Phillip was born in 1991, from Nottingham. He identifies as a trans man, white British and whose sexual orientation is bisexual/ queer. He is currently employed part time.
What I’ve taken away from this project is a sense of community. Before I didn’t really know that many trans people in real life. I knew a lot on line, but I don’t have somewhere where I can just go to meet other trans people. It’s been a very worthwhile experience to actually get out there and meet other people and socialize.
I’m hoping to get along to future Gendered Intelligence events. I think it is a valuable resource for any young trans person who may feel that there isn’t enough where they live. It’s definitely been a worthwhile experience.
I wanted to attend those workshops as I had never had any confidence in any form of artwork and would always think it was rubbish it and throw it away. These workshops allowed me to do artwork and actually present it and have pride in the work I produce. Attending GI has also been an invaluable social resource and a chance to meet other trans people and to belong and feel safe somewhere. As someone who often feels very alone, this experience has been a huge boost for me.
Zane, age 20 came from Crewe. They identify as gender queer, which means to identify as outside of, or beyond the identity categories of male and female.
I’m working on a piece that’s to do with…. I was thinking about emotions in relation to being trans. I was thinking about the kind of freedom and release that you get when you feel comfortable in knowing that you’re trans and to me freedom is all about a light feeling, almost being able to fly. But I also feel like even though I know what I am there’s a pressure from other people which is why there is a crouched expression to the image, like being pushed down as well as some kind of feeling… whenever I’m around some members of my family my identity is pushed down, so that’s what that part of the image is about.
I feel like this project has given me…. I often do a lot of art but I don’t do it in a social environment. I work on my own and being around other people has given me a way of bouncing ideas off other people to be inspired by other people’s work and not work so much in a vacuum producing the same set of ideas over and over again with very little variation and very little challenge to myself.

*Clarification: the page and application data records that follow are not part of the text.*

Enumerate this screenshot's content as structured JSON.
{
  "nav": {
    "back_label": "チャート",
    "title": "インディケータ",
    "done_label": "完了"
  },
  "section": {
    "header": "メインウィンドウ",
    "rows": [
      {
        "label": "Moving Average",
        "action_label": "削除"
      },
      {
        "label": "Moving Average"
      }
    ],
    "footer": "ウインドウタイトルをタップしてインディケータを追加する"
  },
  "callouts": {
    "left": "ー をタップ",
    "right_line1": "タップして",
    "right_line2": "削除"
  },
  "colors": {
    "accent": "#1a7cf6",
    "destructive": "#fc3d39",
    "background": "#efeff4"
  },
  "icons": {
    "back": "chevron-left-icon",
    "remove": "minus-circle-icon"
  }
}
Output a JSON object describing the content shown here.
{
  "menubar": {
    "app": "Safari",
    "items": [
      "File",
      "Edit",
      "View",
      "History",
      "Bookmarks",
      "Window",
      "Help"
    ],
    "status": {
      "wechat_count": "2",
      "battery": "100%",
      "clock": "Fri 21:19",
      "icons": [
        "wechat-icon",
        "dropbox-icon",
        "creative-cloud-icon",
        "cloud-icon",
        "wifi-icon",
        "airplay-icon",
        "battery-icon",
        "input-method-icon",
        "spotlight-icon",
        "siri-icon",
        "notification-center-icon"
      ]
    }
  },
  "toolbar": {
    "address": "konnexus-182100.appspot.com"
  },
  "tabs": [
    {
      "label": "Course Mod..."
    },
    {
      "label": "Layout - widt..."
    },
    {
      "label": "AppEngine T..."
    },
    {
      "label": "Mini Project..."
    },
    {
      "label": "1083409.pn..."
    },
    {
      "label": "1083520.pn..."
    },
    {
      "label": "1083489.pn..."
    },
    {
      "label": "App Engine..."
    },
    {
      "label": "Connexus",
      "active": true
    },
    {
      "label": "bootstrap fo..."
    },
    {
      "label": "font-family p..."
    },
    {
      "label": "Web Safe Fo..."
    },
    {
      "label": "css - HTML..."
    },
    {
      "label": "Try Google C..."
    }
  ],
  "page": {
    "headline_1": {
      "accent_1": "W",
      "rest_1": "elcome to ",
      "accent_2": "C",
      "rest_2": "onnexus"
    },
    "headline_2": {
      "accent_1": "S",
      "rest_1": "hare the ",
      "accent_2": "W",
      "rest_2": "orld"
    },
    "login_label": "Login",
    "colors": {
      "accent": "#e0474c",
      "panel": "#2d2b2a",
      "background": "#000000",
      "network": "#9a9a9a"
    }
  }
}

Raven identifies also as gender queer. They are 24 and live in Brighton.
The workshops have been really great – to explore different aspects of trans experience with other people and also to have the space and the time to be allowed to explore these things through art in a relaxed fashion and supportive environment.
I think this project has enabled me to artistically explore aspects of my trans identity and experience in ways that I would not have had the resources or stimulus to do otherwise. Being involved in the project alongside other young people has also helped make to frame my options and experience in a more positive way, through the work. It has encouraged me to make something positive, creative, attractive and productive out of my experience as a young trans person, which has been hugely positive in terms of how I view my transition more widely.
Philippa is 25 and lives in Crawley. She identifies as female. She has been unemployed for several years and describes herself as a person with ‘low confidence’.
The project has enabled me to meet new people and explore my creative side. I have not had an opportunity to explore this before outside this environment.
David is 17, and lives in Surrey. He identifies as a trans man. He is currently not working or studying, but hopes to in the future.
This project has helped me to begin feeling a bit happier and proud of my work, even though I still found it difficult to share my personal work. It made me realise that even though I’ve still got a long way to fully accepting myself, being surrounded by and talking to people I can relate to is slowly making me respect and understand myself.